### PROVIDED DATA
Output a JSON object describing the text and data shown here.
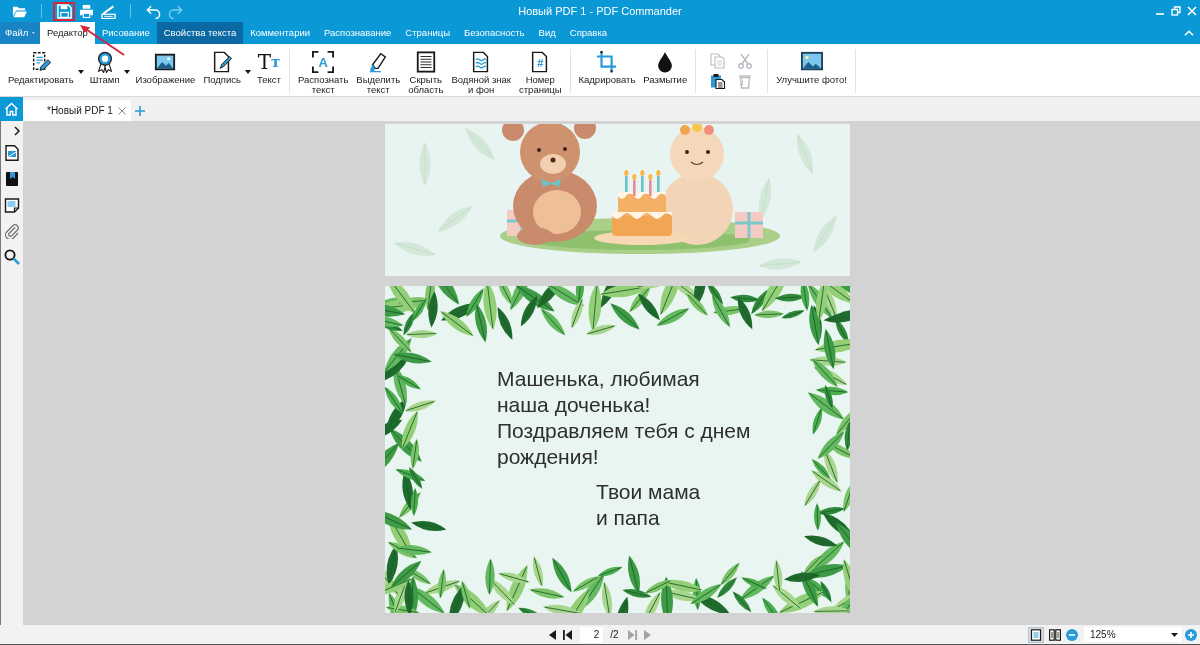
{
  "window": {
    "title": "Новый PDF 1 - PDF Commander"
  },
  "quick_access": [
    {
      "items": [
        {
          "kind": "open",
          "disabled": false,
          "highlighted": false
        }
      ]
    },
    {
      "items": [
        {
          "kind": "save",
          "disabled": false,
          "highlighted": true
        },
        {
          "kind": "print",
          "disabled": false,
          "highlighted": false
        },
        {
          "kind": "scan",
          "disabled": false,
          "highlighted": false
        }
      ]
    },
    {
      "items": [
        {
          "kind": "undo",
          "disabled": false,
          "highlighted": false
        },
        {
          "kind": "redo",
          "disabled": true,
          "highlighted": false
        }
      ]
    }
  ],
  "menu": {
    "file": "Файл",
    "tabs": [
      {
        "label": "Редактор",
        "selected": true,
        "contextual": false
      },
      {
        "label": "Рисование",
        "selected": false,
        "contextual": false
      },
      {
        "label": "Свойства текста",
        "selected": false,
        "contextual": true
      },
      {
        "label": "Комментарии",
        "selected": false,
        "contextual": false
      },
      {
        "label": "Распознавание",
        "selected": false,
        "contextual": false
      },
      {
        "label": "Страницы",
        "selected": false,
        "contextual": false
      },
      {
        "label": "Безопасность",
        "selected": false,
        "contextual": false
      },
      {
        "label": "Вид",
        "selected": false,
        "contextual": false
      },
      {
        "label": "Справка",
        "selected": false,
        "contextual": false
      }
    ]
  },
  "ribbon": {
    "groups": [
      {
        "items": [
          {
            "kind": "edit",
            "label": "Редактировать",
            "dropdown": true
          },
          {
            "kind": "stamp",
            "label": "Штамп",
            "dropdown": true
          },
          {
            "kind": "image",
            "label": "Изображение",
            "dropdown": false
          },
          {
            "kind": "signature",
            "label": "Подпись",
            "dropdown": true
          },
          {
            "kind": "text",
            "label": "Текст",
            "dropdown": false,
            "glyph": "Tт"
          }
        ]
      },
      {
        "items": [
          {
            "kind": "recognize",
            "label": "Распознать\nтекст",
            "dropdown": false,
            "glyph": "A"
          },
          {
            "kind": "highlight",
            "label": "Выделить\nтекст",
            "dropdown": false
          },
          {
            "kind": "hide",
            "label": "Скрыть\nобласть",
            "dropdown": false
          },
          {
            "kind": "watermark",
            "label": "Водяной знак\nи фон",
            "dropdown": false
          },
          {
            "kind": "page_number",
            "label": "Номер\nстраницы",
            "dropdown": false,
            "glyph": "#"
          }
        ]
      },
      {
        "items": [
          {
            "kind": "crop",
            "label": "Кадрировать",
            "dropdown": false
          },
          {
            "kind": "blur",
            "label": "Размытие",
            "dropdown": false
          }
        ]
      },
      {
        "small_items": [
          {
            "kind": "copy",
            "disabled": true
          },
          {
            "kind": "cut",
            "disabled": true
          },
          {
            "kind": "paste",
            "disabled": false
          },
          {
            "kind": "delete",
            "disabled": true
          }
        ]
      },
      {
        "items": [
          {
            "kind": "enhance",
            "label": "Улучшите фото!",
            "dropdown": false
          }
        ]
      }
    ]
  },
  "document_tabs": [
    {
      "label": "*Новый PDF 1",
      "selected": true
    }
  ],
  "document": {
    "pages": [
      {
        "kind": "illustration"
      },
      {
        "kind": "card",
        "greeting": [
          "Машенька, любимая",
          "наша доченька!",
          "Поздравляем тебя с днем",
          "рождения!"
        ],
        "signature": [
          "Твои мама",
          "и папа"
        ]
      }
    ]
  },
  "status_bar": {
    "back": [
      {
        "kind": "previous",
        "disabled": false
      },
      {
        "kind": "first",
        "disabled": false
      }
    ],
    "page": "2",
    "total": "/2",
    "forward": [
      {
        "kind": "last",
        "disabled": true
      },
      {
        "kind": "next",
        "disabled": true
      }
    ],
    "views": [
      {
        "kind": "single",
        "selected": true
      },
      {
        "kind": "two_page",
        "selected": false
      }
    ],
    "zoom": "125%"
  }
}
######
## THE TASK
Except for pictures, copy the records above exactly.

## EXPECTED OUTPUT
Output a JSON object describing the text and data shown here.
{
  "window": {
    "title": "Новый PDF 1 - PDF Commander"
  },
  "quick_access": [
    {
      "items": [
        {
          "kind": "open",
          "disabled": false,
          "highlighted": false
        }
      ]
    },
    {
      "items": [
        {
          "kind": "save",
          "disabled": false,
          "highlighted": true
        },
        {
          "kind": "print",
          "disabled": false,
          "highlighted": false
        },
        {
          "kind": "scan",
          "disabled": false,
          "highlighted": false
        }
      ]
    },
    {
      "items": [
        {
          "kind": "undo",
          "disabled": false,
          "highlighted": false
        },
        {
          "kind": "redo",
          "disabled": true,
          "highlighted": false
        }
      ]
    }
  ],
  "menu": {
    "file": "Файл",
    "tabs": [
      {
        "label": "Редактор",
        "selected": true,
        "contextual": false
      },
      {
        "label": "Рисование",
        "selected": false,
        "contextual": false
      },
      {
        "label": "Свойства текста",
        "selected": false,
        "contextual": true
      },
      {
        "label": "Комментарии",
        "selected": false,
        "contextual": false
      },
      {
        "label": "Распознавание",
        "selected": false,
        "contextual": false
      },
      {
        "label": "Страницы",
        "selected": false,
        "contextual": false
      },
      {
        "label": "Безопасность",
        "selected": false,
        "contextual": false
      },
      {
        "label": "Вид",
        "selected": false,
        "contextual": false
      },
      {
        "label": "Справка",
        "selected": false,
        "contextual": false
      }
    ]
  },
  "ribbon": {
    "groups": [
      {
        "items": [
          {
            "kind": "edit",
            "label": "Редактировать",
            "dropdown": true
          },
          {
            "kind": "stamp",
            "label": "Штамп",
            "dropdown": true
          },
          {
            "kind": "image",
            "label": "Изображение",
            "dropdown": false
          },
          {
            "kind": "signature",
            "label": "Подпись",
            "dropdown": true
          },
          {
            "kind": "text",
            "label": "Текст",
            "dropdown": false,
            "glyph": "Tт"
          }
        ]
      },
      {
        "items": [
          {
            "kind": "recognize",
            "label": "Распознать\nтекст",
            "dropdown": false,
            "glyph": "A"
          },
          {
            "kind": "highlight",
            "label": "Выделить\nтекст",
            "dropdown": false
          },
          {
            "kind": "hide",
            "label": "Скрыть\nобласть",
            "dropdown": false
          },
          {
            "kind": "watermark",
            "label": "Водяной знак\nи фон",
            "dropdown": false
          },
          {
            "kind": "page_number",
            "label": "Номер\nстраницы",
            "dropdown": false,
            "glyph": "#"
          }
        ]
      },
      {
        "items": [
          {
            "kind": "crop",
            "label": "Кадрировать",
            "dropdown": false
          },
          {
            "kind": "blur",
            "label": "Размытие",
            "dropdown": false
          }
        ]
      },
      {
        "small_items": [
          {
            "kind": "copy",
            "disabled": true
          },
          {
            "kind": "cut",
            "disabled": true
          },
          {
            "kind": "paste",
            "disabled": false
          },
          {
            "kind": "delete",
            "disabled": true
          }
        ]
      },
      {
        "items": [
          {
            "kind": "enhance",
            "label": "Улучшите фото!",
            "dropdown": false
          }
        ]
      }
    ]
  },
  "document_tabs": [
    {
      "label": "*Новый PDF 1",
      "selected": true
    }
  ],
  "document": {
    "pages": [
      {
        "kind": "illustration"
      },
      {
        "kind": "card",
        "greeting": [
          "Машенька, любимая",
          "наша доченька!",
          "Поздравляем тебя с днем",
          "рождения!"
        ],
        "signature": [
          "Твои мама",
          "и папа"
        ]
      }
    ]
  },
  "status_bar": {
    "back": [
      {
        "kind": "previous",
        "disabled": false
      },
      {
        "kind": "first",
        "disabled": false
      }
    ],
    "page": "2",
    "total": "/2",
    "forward": [
      {
        "kind": "last",
        "disabled": true
      },
      {
        "kind": "next",
        "disabled": true
      }
    ],
    "views": [
      {
        "kind": "single",
        "selected": true
      },
      {
        "kind": "two_page",
        "selected": false
      }
    ],
    "zoom": "125%"
  }
}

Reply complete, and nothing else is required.